UCLA International Institute
Asia Institute

Advancing collaborative, interdisciplinary research on Asia worldwide


Project Streams Twitter Updates from Egypt Unrest on Digital Map of Cairo

Project Streams Twitter Updates from Egypt Unrest on Digital Map of Cairo

Subtitled "Voices from Cairo through Social Media," the program displays a new tweet every four seconds over a digital map of Egypt's capital, archiving messages and the precise locations in Cairo from which they were sent.

By Meg Sullivan for the UCLA Newsroom

Today we are all Egyptians.
—Thursday, Feb. 3
 
My camera is stolen, my body is bruised and my eye is still black and blue, but I've never felt better in my life.
—Friday, Feb. 4
 
Together we stand, divided we all fall.
—Saturday, Feb. 5

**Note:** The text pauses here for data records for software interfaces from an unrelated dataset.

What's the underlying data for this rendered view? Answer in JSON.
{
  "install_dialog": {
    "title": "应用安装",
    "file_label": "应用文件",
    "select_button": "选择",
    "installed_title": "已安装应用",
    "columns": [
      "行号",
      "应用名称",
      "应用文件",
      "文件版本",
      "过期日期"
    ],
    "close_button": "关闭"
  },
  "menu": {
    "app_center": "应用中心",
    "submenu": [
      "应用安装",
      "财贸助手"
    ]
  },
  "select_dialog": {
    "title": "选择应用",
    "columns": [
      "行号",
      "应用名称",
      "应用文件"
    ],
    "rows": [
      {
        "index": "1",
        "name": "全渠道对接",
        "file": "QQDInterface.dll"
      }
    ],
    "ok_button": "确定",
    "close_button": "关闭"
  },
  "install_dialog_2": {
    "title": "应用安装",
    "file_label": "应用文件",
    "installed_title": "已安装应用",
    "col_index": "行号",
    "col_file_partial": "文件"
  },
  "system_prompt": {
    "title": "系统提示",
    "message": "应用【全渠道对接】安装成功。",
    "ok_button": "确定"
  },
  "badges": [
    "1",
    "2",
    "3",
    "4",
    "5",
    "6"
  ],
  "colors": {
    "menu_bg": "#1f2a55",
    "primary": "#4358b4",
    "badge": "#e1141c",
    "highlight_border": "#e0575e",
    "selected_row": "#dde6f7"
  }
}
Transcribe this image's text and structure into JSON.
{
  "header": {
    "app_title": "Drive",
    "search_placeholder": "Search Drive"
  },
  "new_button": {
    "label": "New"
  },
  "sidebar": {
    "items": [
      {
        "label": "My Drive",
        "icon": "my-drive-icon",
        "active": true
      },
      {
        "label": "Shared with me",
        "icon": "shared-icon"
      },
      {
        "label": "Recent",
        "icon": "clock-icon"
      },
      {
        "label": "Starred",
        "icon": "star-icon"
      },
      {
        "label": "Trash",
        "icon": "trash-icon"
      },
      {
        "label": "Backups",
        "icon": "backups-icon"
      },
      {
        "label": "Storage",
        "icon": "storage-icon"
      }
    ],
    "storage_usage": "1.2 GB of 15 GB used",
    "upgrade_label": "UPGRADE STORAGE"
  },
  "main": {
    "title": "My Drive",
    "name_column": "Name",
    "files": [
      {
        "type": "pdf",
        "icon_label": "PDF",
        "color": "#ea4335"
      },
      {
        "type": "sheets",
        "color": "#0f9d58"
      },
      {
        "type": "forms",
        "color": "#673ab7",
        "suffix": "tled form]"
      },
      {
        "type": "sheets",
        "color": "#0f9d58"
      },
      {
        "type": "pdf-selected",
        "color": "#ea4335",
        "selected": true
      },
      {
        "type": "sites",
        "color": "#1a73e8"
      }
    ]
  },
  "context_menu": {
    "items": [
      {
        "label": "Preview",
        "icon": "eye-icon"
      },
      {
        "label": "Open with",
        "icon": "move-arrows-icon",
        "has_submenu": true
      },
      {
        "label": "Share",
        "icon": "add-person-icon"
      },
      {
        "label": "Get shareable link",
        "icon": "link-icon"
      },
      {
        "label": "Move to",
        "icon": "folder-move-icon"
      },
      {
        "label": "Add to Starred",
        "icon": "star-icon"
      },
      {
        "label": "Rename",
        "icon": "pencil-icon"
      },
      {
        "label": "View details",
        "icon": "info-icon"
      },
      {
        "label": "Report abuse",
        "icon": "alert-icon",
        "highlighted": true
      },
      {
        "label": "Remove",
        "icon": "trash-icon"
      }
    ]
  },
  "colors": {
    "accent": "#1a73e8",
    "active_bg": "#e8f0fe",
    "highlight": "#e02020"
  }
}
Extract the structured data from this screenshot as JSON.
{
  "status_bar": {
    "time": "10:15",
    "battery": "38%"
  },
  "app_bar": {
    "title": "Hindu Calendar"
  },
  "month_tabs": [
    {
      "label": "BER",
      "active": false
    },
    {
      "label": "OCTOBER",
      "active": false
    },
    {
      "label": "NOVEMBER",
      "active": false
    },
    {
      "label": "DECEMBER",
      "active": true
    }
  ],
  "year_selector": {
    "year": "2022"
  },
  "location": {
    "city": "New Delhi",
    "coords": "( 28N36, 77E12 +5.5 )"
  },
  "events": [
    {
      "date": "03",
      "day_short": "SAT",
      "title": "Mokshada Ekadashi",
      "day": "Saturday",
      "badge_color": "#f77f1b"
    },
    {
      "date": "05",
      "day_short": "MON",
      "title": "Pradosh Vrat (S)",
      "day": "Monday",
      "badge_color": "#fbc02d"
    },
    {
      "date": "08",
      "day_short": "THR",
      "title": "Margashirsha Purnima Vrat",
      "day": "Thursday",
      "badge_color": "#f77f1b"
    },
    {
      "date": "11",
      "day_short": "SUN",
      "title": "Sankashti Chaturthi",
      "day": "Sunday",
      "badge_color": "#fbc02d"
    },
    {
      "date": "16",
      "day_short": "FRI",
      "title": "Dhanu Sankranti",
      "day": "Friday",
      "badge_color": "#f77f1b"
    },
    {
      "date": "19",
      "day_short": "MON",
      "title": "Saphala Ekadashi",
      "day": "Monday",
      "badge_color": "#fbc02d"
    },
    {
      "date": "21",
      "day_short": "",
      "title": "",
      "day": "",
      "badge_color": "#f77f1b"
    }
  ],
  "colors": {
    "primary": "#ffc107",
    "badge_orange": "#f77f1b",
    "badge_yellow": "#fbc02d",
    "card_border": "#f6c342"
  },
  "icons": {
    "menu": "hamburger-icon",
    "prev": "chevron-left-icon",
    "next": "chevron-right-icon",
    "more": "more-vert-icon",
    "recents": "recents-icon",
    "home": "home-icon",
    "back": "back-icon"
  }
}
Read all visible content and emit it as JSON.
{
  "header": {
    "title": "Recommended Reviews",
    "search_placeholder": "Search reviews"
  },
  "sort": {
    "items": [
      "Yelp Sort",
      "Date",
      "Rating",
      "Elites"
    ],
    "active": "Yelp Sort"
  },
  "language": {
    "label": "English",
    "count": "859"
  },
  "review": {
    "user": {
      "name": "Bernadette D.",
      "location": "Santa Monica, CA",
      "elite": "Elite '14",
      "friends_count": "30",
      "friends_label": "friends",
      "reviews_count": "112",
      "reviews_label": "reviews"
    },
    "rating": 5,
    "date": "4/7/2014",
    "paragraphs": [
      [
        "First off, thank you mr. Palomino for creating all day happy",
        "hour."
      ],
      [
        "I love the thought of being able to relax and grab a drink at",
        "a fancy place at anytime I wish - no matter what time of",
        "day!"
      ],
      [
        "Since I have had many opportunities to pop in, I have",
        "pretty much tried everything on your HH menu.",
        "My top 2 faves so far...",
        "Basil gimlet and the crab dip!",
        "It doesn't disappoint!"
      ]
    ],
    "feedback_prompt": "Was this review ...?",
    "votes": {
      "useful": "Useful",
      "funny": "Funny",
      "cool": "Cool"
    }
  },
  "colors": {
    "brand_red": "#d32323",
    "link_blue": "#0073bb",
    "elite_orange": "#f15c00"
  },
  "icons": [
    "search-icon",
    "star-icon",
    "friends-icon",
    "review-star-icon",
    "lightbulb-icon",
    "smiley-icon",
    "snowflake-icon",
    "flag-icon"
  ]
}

As thousands of Twitter updates like those above continue to pour out of Cairo amid the political unrest, a new UCLA computer mapping program is allowing the rest of the world to easily eavesdrop on the riveting turmoil.
 
"HyperCities Egypt" streams and then archives tweets from protesters in Cairo who are taking part in the pro-democracy push that has captured the world's imagination since Jan. 25. 
 
"You just let the program run, and you almost feel like you're there," explained Yoh Kawano, a member of the UCLA Center for Digital Humanities program, who built the program's interface. "It collects tweets live from Cairo and displays them in real time on a map."
 
Subtitled "Voices from Cairo through Social Media," the program displays a new tweet every four seconds over a digital map of Egypt's capital. Because it gathers tweets from those who have enabled Twitter's "add location" function, the program also maps the precise location in Cairo from which they were sent. And the Twitter users' avatars — often photos of the protesters themselves — accompany the poignant messages, providing a moving immediacy to the experience.
 
The program is a feature of UCLA's HyperCities, a collaborative research and educational platform for exploring the layers of city spaces in an interactive, hypermedia environment. Examples include a program that allows visitors to explore ancient Rome and one that presents 800 years of Berlin's history. Unlike most of HyperCities' other features, "HyperCities Egypt" is not used to delve into deep history.
 
To experience the program, visit http://egypt.hypercities.com. Please note: The program was built to run on Internet Explorer 8 but also works on Firefox 3.6, Chrome and Safari.
 
"HyperCities Egypt gives users a sense of living — and reliving — history," said Todd Presner, the brainchild behind HyperCities and a professor of Germanic languages and literature, digital humanities, and comparative literature.
 
In addition to streaming the tweets, the "Hypercities Egypt" program is archiving these historic messages, going back to Monday, Jan. 30, the last date for which back-tweets were available when the team started building the program. The feature allows users to retrieve messages by time and date.
 
Because Twitter does not make archived messages permanently available, after a certain point these windows onto history would have been lost to the general public, said David Shepard, the HyperCities team leader and a UCLA doctoral candidate in English.
 
UCLA's HyperCities project also includes a similar archive of social media communications from the civil unrest that erupted around Iran's 2009 presidential election. "The Tehran Election Protests" features more than 800 YouTube videos, Twitter feeds, Flickr photographs and other forms of documentation, all organized chronologically. The result is the largest day-by-day, hour-by-hour — and sometimes even minute-by-minute — Web documentation of the election protests in Iran.
 
"It all really started with us saying, 'We did Iran — should we try Egypt?'" said Kawano, UCLA's campus geographic information systems (GIS) coordinator and a lecturer at the UCLA School of Public Affairs.
 
The "HyperCities Egypt" group hopes the resource will draw historians, political scientists and scholars in media studies and communication for many years to come, Shepard said.
 
"We want scholars to be able to piece together the action as it unfolded," he said. "Imagine if the French Revolution had had social media. That's the kind of record we hope to build here."